For Obvious Reasons

A woman sits on the patio of her empty house.  The house is empty because things in her life have changed and now she is moving out of this house and into an apartment in another city.  She is sitting because she is tired from all the hauling of all the things that have been inside the house, and from the emotional drain of all the changes that have happened over the past month.  But when she thinks about this thought, she realizes that the changes have been happening for much longer than that and tries to decide for how long.  A year? Two?  Perhaps a decade?  But as she becomes more engrossed in trying to figure out where exactly all these changes began, she thinks, with some satisfaction for having thought of it, that the changes have been going on since the day she was born. And then, of course, she realizes that it goes back much much further than that. This makes her feel a bit better about sitting alone on the patio of the empty house.

Two birds smash into the large patio window right beside the woman and fall with a thud to the ground.  It is only in the absence of movement that the woman realizes that the birds had been flying around the yard chasing each other for quite some time while she had been thinking about other things. How long had she been sitting here lost in her thoughts?

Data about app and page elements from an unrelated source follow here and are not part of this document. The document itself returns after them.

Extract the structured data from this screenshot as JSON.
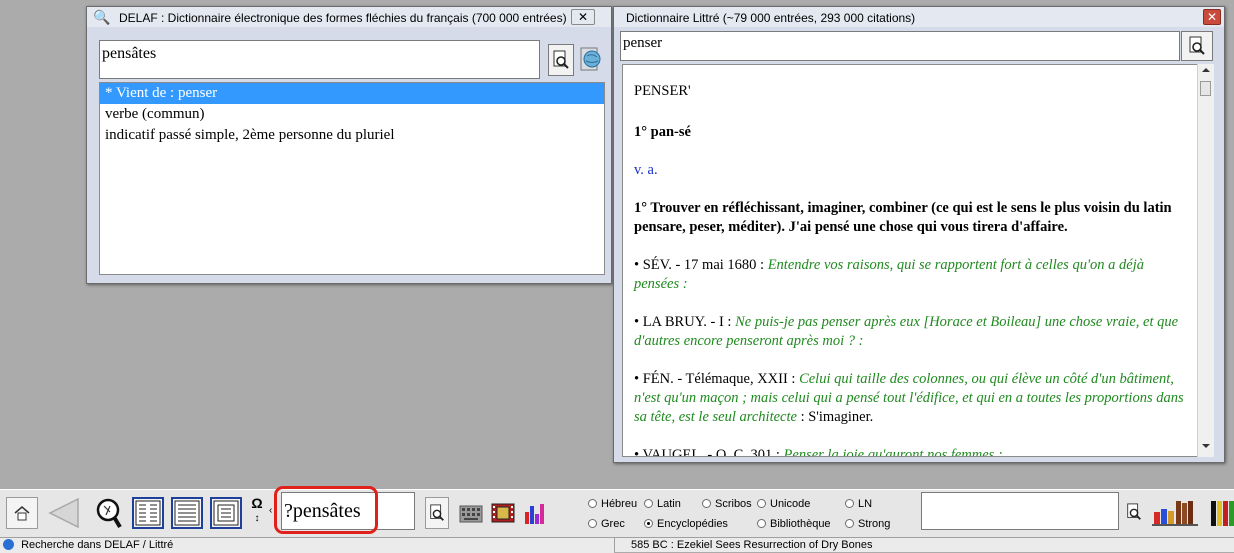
{
  "delaf_window": {
    "title": "DELAF : Dictionnaire électronique des formes fléchies du français (700 000 entrées)",
    "search_value": "pensâtes",
    "results": [
      "* Vient de : penser",
      "verbe (commun)",
      "indicatif passé simple, 2ème personne du pluriel"
    ],
    "close_label": "✕"
  },
  "littre_window": {
    "title": "Dictionnaire Littré (~79 000 entrées, 293 000 citations)",
    "search_value": "penser",
    "close_label": "✕",
    "entry": {
      "headword": "PENSER'",
      "pronunciation": "1° pan-sé",
      "pos": "v. a.",
      "sense1": "1° Trouver en réfléchissant, imaginer, combiner (ce qui est le sens le plus voisin du latin pensare, peser, méditer). J'ai pensé une chose qui vous tirera d'affaire.",
      "citations": [
        {
          "source": "• SÉV. - 17 mai 1680 : ",
          "text": "Entendre vos raisons, qui se rapportent fort à celles qu'on a déjà pensées :",
          "tail": ""
        },
        {
          "source": "• LA BRUY. - I : ",
          "text": "Ne puis-je pas penser après eux [Horace et Boileau] une chose vraie, et que d'autres encore penseront après moi ? :",
          "tail": ""
        },
        {
          "source": "• FÉN. - Télémaque, XXII : ",
          "text": "Celui qui taille des colonnes, ou qui élève un côté d'un bâtiment, n'est qu'un maçon ; mais celui qui a pensé tout l'édifice, et qui en a toutes les proportions dans sa tête, est le seul architecte",
          "tail": " : S'imaginer."
        },
        {
          "source": "• VAUGEL. - Q. C. 301 : ",
          "text": "Penser la joie qu'auront nos femmes :",
          "tail": ""
        }
      ]
    }
  },
  "toolbar": {
    "omega_label": "Ω",
    "search_value": "?pensâtes",
    "radios": [
      {
        "label": "Hébreu",
        "checked": false
      },
      {
        "label": "Latin",
        "checked": false
      },
      {
        "label": "Scribos",
        "checked": false
      },
      {
        "label": "Unicode",
        "checked": false
      },
      {
        "label": "LN",
        "checked": false
      },
      {
        "label": "Grec",
        "checked": false
      },
      {
        "label": "Encyclopédies",
        "checked": true
      },
      {
        "label": "Bibliothèque",
        "checked": false
      },
      {
        "label": "Strong",
        "checked": false
      }
    ],
    "right_search_value": "",
    "highlight_color": "#e0201a"
  },
  "status": {
    "left": "Recherche dans DELAF / Littré",
    "right": "585 BC : Ezekiel Sees Resurrection of Dry Bones"
  }
}
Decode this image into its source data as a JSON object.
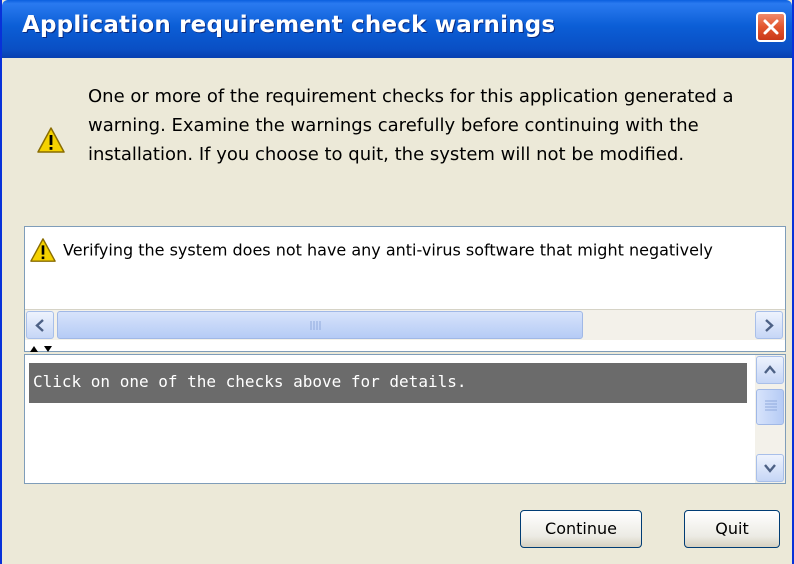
{
  "window": {
    "title": "Application requirement check warnings"
  },
  "message": {
    "icon": "warning-icon",
    "text": "One or more of the requirement checks for this application generated a warning. Examine the warnings carefully before continuing with the installation. If you choose to quit, the system will not be modified."
  },
  "checks": {
    "items": [
      {
        "icon": "warning-icon",
        "label": "Verifying the system does not have any anti-virus software that might negatively"
      }
    ]
  },
  "details": {
    "text": "Click on one of the checks above for details."
  },
  "buttons": {
    "continue_label": "Continue",
    "quit_label": "Quit"
  },
  "colors": {
    "titlebar": "#0a5fde",
    "close_button": "#e2552e",
    "window_bg": "#ece9d8",
    "details_bar": "#6b6b6b",
    "warning_yellow": "#f5d200"
  }
}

And what exactly had she been thinking about anyway?

From her seat on the patio, the woman can see that the two birds are not dead.  One tries to flutter a wing that is obviously broken while the other lies still, its beak cocked at a uncomfortable angle. Why had they been chasing each other? The woman can see the birds breathing and begins to feel terrible waves of guilt, for this house with its large window, for the changes that led her to taking down the curtains, for sitting so still, for not paying more attention in ornithology class. She wishes she could do something. But, for obvious reasons, she can not.

The birds do not die right away, but lie on the ground staring at each other.  They stare at each other until their eyes turn cold and even then, their gazes do not falter. The woman wonders, how long can this go on?

1 comment:

  1. hey...you didn't just kill off Bigsley and Bernadette did ya?